Task =>
Copies of all lines containing the string "copy" are needed from the data below.

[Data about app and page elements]
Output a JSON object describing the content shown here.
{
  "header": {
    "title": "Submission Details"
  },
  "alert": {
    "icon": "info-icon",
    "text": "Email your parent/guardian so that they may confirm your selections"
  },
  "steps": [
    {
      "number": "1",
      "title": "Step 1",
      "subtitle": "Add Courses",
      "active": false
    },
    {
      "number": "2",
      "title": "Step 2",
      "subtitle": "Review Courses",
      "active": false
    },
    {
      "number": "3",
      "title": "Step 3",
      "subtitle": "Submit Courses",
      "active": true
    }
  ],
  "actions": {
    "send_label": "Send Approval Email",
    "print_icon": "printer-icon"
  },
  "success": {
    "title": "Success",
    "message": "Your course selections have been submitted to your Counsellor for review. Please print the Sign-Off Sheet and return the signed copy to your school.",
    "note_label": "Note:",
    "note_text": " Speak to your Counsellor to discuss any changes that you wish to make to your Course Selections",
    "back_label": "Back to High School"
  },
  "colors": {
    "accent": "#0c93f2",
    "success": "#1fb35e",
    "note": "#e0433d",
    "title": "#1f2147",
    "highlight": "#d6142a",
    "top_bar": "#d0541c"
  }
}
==
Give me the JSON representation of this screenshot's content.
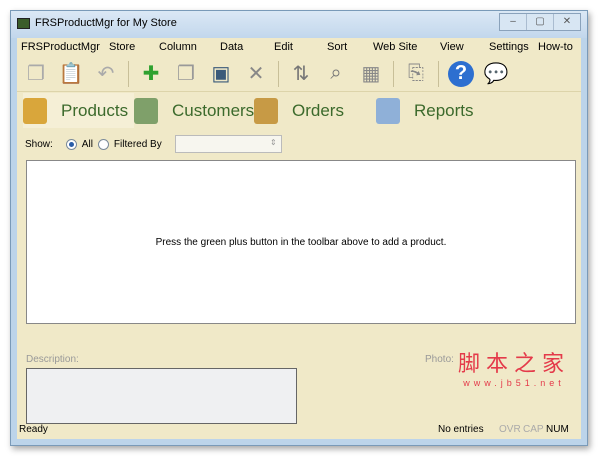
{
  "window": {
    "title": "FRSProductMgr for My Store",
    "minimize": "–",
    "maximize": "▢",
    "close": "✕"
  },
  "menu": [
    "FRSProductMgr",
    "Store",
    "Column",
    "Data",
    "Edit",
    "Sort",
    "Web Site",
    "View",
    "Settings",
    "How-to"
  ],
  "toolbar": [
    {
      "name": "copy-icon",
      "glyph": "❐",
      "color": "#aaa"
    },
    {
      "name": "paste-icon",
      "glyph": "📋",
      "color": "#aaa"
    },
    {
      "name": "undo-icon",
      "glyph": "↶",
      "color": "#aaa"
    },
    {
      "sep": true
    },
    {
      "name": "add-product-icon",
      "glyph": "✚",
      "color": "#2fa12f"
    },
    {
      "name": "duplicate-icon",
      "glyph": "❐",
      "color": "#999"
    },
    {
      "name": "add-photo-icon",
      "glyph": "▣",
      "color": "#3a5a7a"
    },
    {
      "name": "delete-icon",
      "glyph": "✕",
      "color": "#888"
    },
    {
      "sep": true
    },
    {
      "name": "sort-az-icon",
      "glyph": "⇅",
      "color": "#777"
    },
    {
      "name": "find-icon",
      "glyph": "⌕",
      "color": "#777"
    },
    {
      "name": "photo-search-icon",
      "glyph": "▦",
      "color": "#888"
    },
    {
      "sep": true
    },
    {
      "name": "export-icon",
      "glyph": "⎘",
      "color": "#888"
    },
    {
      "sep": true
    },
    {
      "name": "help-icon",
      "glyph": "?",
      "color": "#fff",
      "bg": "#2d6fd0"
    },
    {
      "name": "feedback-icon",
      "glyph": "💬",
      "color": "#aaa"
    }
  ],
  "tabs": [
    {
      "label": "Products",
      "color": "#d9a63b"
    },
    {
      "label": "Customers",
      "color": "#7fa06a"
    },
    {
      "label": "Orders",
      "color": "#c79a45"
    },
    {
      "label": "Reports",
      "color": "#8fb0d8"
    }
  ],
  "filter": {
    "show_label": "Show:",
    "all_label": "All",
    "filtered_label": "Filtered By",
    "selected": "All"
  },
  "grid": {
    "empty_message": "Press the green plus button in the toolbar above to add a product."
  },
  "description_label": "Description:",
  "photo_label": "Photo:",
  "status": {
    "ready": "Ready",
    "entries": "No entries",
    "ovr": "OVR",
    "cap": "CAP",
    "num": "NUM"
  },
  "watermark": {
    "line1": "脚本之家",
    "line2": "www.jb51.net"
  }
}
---
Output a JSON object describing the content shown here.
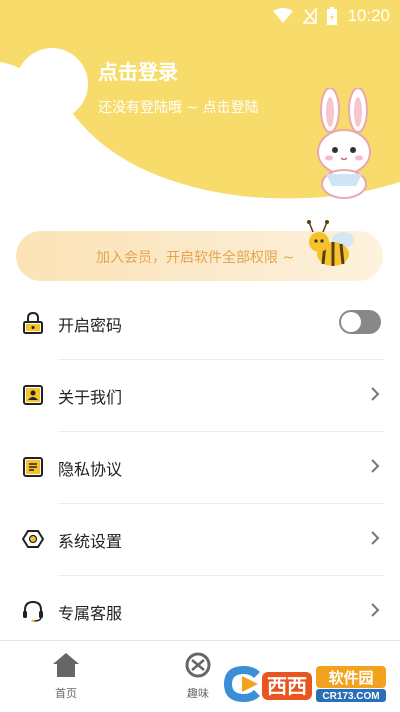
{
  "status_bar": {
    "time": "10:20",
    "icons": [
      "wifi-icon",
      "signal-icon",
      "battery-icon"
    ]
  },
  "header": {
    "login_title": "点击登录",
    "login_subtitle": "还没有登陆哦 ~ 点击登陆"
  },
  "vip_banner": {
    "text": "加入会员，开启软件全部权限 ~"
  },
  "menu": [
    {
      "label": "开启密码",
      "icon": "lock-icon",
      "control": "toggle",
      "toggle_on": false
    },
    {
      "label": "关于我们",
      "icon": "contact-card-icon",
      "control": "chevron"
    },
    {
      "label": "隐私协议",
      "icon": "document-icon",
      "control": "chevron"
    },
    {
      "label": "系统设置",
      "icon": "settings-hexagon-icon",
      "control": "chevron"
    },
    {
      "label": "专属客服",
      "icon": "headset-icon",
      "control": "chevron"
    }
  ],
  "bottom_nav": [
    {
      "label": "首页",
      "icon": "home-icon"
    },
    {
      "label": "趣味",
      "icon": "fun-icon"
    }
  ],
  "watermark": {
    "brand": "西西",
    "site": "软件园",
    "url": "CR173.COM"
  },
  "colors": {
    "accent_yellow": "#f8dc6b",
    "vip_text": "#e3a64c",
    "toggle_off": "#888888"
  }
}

Answer to this problem =>
    "message": "Your course selections have been submitted to your Counsellor for review. Please print the Sign-Off Sheet and return the signed copy to your school.",
      "name": "copy-icon",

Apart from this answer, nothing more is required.